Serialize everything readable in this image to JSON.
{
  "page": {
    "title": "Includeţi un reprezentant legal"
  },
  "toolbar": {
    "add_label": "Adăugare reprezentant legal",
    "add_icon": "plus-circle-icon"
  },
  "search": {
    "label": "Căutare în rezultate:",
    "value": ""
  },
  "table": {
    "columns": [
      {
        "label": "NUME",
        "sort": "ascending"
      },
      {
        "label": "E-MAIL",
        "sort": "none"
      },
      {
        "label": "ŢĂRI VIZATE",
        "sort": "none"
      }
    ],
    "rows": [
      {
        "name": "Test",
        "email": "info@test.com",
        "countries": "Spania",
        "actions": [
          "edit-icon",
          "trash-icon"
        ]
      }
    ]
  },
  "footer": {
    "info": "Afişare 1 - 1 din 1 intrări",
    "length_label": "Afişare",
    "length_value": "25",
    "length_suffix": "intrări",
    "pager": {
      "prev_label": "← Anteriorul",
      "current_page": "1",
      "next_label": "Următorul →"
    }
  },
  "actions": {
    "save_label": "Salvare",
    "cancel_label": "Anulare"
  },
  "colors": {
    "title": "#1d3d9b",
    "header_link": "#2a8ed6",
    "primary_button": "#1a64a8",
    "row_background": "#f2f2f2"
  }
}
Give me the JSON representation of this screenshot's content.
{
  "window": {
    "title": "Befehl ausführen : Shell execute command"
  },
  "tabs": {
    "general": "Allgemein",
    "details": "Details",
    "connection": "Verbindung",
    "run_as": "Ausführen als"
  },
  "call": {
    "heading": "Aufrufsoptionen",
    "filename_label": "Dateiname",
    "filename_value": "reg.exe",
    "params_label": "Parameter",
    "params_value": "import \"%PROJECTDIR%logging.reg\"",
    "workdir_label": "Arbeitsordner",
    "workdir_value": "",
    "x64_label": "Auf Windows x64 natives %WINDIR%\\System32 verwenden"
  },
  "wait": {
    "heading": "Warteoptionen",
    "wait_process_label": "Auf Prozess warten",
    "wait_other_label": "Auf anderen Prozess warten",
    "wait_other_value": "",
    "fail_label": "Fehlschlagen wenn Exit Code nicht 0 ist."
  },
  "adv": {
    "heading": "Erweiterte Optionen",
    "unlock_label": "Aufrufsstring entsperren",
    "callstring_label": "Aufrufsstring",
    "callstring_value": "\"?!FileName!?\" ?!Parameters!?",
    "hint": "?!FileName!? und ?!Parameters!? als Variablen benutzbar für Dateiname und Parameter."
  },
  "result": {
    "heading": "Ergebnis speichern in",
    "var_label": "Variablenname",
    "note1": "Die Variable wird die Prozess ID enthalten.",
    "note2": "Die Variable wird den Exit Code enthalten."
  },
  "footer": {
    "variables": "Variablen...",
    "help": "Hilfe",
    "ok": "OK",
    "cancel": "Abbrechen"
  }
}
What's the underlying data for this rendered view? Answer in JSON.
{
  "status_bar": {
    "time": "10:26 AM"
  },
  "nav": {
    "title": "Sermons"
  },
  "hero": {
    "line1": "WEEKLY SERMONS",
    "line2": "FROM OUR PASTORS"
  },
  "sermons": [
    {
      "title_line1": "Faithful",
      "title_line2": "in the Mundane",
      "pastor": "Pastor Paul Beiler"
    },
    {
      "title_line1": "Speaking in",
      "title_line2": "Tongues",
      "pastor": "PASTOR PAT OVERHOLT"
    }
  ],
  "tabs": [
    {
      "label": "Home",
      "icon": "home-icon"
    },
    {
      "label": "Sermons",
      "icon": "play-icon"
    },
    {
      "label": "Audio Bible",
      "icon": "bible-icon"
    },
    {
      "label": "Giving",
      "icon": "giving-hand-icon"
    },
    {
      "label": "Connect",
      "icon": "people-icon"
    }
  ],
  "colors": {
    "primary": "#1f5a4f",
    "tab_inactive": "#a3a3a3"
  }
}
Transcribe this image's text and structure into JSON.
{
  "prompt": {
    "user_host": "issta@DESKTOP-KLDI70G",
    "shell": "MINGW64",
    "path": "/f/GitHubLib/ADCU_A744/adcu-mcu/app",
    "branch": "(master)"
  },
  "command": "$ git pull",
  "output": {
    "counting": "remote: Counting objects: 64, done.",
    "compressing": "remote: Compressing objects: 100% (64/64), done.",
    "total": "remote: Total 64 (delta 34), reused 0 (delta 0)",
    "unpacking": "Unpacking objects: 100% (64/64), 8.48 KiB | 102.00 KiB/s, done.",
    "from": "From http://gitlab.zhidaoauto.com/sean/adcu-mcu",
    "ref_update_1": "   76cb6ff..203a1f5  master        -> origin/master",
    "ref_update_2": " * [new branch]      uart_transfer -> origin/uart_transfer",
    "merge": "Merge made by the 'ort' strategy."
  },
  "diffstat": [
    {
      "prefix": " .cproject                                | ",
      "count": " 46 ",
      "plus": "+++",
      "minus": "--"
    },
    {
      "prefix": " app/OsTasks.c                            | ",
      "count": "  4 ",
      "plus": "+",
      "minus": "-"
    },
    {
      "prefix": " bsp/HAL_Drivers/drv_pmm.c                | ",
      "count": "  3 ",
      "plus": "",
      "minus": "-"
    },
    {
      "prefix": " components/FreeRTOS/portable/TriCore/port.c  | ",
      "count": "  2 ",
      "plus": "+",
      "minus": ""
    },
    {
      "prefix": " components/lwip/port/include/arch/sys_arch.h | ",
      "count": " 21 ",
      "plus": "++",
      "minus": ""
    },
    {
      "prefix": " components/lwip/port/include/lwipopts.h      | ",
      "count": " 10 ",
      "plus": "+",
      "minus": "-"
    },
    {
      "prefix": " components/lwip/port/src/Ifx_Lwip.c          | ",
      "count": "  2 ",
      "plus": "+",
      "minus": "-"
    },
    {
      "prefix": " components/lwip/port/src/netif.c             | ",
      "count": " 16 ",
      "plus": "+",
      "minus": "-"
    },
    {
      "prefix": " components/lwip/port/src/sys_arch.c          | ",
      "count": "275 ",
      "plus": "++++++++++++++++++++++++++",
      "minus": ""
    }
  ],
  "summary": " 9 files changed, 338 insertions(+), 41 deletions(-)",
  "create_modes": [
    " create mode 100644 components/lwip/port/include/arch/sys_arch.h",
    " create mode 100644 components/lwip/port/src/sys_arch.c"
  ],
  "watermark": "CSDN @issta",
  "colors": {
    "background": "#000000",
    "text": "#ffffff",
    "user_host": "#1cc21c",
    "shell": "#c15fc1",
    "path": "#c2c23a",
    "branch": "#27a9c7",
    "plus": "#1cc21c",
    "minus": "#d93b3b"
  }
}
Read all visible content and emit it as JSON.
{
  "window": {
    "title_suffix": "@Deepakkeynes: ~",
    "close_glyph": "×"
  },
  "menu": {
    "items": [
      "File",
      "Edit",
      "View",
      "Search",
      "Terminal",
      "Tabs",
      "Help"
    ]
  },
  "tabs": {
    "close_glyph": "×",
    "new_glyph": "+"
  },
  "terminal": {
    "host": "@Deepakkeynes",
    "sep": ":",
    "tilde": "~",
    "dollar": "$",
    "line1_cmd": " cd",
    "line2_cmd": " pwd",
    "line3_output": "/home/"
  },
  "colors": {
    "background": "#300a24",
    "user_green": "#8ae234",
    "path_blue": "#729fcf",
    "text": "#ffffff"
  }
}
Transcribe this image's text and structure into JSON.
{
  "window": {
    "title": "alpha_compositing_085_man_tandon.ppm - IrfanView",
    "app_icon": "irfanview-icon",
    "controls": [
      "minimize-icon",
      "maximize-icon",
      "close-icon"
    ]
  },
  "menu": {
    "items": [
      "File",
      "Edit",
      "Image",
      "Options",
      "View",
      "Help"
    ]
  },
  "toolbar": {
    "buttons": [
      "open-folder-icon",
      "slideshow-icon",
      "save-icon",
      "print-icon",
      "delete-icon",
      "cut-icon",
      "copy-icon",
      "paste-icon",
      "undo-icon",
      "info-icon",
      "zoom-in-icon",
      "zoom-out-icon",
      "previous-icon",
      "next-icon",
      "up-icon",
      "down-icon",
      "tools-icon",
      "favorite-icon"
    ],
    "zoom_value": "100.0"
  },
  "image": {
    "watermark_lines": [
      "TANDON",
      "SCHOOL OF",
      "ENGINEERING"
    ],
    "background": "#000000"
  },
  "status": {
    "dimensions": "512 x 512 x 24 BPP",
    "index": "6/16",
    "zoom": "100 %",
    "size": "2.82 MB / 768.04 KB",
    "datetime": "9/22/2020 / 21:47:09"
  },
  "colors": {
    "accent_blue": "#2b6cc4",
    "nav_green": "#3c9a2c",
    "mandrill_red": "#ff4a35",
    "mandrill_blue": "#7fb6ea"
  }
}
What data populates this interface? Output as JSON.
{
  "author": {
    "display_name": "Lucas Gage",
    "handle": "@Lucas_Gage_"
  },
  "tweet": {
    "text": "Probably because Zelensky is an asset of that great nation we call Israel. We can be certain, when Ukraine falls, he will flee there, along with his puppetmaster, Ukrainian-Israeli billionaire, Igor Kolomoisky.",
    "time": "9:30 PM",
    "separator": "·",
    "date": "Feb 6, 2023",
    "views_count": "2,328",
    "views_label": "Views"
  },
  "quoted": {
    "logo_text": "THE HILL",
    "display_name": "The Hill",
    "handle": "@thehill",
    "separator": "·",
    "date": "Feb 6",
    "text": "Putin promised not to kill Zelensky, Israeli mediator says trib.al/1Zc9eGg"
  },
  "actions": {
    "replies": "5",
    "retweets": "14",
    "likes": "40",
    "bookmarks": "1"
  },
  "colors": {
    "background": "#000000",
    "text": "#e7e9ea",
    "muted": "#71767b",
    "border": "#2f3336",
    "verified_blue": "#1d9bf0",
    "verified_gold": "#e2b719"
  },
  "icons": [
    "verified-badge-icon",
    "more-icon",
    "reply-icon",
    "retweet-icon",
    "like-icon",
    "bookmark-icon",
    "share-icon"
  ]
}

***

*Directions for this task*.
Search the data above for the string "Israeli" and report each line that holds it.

*Written response*.
    "text": "Probably because Zelensky is an asset of that great nation we call Israel. We can be certain, when Ukraine falls, he will flee there, along with his puppetmaster, Ukrainian-Israeli billionaire, Igor Kolomoisky.",
    "text": "Putin promised not to kill Zelensky, Israeli mediator says trib.al/1Zc9eGg"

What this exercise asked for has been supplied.